Team Ghost / Rituals (w-Sphere) 

Rituals for what? I’m not sure but it’s probably something sinister. There are certainly a few kinds of ghost lurking in this album and I don’t think many of them are friendly. ‘Somebody’s watching/it turns me on’ sing the lyrics to ‘Somebody’s Watching’. At its best the album is gothic shoegaze that drives along with a fierce energy that never quite reaches a catharsis, while at its worst it sags into pure atmospherics. That isn’t necessarily a bad thing, but tracks like the opener ‘Away’, ‘Curtains’ and the excellent ‘Dead Film Star’ achieve the atmosphere of a haunted house while channelling the energy of a poltergeist. Other tracks are haunted by more passive-aggressive ghosts, the kind that leave messages with fridge magnets like an irritated flatmate.
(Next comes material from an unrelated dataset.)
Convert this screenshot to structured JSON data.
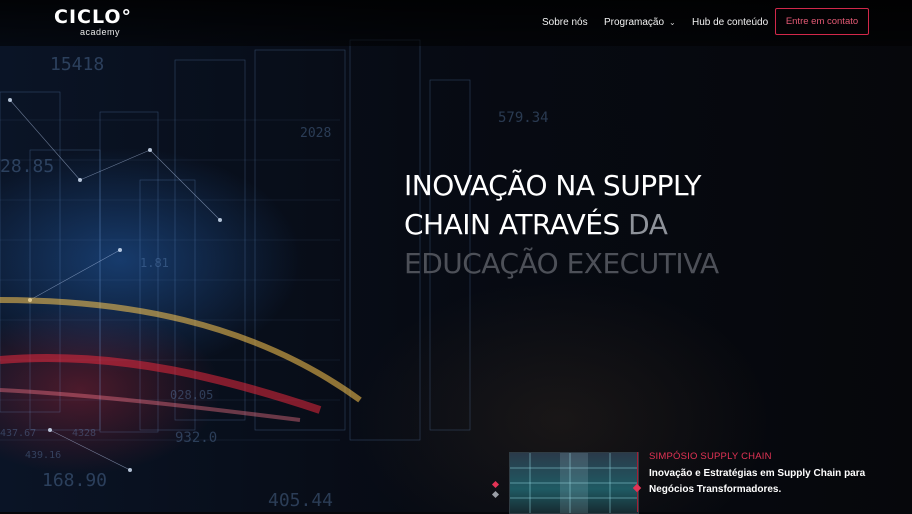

After a great start the album slows down for a few tracks and then explodes with guitar noise at the end of ‘All We Left Behind’. It tries to do what the opening track did but not quite so well. You put all of your best songs in the first half of the album guys. And yes, everyone does that, but the end result is an album of really good, atmospheric songs that begins to fade out around the half-way point. A bit like white noise, but not the regular sort: the stuff from that film, with ghosts in the static.

7/10